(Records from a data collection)
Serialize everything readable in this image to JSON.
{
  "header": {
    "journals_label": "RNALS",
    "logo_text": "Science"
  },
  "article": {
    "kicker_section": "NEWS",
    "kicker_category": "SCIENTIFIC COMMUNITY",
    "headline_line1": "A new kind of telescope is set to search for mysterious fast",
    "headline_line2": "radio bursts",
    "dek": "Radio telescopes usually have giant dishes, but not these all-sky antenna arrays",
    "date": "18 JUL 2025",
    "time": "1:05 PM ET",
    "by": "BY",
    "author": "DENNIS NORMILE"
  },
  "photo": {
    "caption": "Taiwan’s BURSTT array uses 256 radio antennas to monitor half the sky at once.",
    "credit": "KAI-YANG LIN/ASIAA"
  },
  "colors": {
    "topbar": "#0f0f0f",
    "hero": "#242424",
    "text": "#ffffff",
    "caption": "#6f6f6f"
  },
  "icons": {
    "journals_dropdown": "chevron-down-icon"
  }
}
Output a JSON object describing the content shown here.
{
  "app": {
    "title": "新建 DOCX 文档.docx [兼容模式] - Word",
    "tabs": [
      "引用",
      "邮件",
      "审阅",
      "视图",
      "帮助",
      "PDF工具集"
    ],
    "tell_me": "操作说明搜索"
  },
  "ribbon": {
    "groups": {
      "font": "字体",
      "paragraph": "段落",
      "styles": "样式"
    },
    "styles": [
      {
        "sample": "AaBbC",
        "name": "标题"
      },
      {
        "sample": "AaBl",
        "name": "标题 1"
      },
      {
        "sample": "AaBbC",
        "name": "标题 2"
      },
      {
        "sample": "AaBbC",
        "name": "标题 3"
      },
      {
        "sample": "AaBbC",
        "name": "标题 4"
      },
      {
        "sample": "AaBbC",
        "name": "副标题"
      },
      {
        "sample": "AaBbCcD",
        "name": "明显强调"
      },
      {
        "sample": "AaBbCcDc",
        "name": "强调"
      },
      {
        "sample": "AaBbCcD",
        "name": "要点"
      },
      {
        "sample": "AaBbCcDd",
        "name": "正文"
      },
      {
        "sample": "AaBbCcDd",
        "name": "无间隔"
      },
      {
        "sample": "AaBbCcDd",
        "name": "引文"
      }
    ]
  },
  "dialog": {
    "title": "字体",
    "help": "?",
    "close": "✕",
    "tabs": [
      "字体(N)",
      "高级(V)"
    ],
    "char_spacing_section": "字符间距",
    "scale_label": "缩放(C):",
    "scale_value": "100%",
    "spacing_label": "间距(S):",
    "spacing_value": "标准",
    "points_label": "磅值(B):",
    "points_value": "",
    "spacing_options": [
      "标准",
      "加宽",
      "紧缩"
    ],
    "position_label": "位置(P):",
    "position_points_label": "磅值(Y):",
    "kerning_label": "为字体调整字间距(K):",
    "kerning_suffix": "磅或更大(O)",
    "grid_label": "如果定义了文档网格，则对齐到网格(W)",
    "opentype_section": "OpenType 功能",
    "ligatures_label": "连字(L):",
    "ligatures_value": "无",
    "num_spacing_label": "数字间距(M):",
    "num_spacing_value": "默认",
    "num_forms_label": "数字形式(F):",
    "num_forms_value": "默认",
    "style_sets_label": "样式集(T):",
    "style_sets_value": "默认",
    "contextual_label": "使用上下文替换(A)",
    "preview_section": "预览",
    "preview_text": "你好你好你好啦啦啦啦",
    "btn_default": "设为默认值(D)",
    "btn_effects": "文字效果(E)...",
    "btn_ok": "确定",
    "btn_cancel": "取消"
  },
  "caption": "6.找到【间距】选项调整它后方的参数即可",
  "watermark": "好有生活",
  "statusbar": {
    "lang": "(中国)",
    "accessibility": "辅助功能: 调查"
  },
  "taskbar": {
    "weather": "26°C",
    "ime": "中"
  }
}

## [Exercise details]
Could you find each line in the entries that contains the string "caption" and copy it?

## [Your solution]
    "caption": "Taiwan’s BURSTT array uses 256 radio antennas to monitor half the sky at once.",
    "caption": "#6f6f6f"
  "caption": "6.找到【间距】选项调整它后方的参数即可",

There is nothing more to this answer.